[Instructions to follow]:
All lines of the records below that contain the word "lump" must be listed.

[Records supplied]:
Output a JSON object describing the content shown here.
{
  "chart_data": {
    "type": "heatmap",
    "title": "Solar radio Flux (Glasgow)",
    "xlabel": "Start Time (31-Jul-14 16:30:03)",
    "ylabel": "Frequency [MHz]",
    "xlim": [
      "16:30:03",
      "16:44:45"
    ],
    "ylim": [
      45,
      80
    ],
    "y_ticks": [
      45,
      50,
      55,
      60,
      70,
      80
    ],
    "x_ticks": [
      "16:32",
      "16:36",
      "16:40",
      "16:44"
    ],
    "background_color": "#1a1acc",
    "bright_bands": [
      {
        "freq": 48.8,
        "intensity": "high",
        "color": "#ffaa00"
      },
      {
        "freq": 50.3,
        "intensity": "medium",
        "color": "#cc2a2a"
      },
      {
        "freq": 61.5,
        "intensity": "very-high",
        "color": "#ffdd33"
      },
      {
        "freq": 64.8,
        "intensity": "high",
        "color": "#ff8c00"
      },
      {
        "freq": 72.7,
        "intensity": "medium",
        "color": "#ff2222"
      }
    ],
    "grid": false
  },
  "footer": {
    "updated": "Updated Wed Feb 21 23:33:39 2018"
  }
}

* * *

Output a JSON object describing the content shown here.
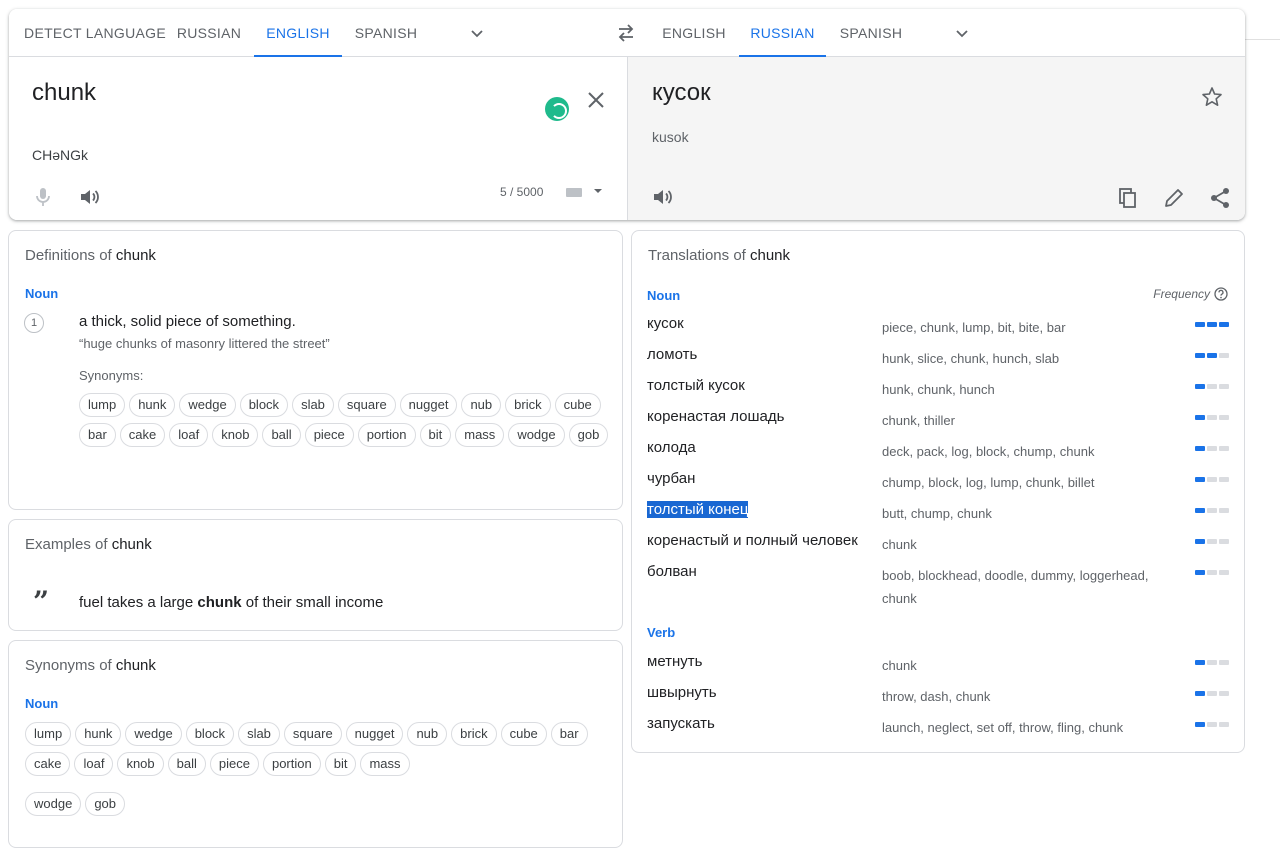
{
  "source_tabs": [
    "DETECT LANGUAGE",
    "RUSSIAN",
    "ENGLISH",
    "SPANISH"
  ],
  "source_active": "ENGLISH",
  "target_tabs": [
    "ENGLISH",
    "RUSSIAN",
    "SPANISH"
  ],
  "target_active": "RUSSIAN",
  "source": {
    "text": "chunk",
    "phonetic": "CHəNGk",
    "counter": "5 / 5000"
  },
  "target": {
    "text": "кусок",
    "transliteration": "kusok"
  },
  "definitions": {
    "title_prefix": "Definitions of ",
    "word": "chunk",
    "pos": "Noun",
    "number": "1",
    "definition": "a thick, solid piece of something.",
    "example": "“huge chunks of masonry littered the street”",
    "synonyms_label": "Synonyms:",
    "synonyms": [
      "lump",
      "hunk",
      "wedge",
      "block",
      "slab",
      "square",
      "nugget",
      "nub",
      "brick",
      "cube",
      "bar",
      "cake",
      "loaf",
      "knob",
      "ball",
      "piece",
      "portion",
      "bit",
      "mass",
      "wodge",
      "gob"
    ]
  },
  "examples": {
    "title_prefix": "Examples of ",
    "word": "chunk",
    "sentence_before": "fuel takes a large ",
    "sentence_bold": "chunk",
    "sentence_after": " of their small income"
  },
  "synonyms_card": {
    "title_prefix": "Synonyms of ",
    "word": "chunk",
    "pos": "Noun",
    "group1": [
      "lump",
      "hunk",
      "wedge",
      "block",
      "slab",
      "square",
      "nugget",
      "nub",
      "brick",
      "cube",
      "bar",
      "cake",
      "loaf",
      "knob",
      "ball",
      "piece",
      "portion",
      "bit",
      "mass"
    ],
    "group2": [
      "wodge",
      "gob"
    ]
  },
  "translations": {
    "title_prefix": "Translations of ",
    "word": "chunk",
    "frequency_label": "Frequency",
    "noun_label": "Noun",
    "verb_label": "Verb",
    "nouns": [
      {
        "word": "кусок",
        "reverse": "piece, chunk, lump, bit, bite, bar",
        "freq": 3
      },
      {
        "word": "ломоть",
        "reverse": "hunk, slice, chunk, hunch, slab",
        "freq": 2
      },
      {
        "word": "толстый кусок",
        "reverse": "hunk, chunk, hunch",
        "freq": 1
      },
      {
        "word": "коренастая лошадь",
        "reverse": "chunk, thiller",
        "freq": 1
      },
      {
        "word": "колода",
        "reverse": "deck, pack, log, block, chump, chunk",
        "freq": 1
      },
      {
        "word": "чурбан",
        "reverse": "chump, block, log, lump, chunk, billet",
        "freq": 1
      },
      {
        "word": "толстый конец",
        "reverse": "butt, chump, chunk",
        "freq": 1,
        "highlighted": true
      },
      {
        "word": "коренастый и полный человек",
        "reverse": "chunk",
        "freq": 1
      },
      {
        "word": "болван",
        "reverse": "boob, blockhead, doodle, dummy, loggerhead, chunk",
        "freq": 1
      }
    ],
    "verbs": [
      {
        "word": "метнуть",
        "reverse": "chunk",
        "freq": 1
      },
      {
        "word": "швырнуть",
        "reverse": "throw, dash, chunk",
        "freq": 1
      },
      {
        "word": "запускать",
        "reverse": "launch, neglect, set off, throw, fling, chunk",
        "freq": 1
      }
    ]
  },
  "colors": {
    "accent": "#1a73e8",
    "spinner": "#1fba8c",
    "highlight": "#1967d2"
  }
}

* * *

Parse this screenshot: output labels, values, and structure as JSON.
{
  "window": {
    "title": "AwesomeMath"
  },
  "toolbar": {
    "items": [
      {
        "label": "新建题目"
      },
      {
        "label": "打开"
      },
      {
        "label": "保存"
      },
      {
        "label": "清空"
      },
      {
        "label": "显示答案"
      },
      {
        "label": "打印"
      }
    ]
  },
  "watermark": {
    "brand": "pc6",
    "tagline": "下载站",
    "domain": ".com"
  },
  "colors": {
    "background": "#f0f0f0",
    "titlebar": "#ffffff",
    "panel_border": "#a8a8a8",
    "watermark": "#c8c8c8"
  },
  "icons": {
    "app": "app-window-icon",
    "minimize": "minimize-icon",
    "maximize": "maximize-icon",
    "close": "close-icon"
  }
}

[Exercise solution]:
      "lump",
      "lump",
        "reverse": "piece, chunk, lump, bit, bite, bar",
        "reverse": "chump, block, log, lump, chunk, billet",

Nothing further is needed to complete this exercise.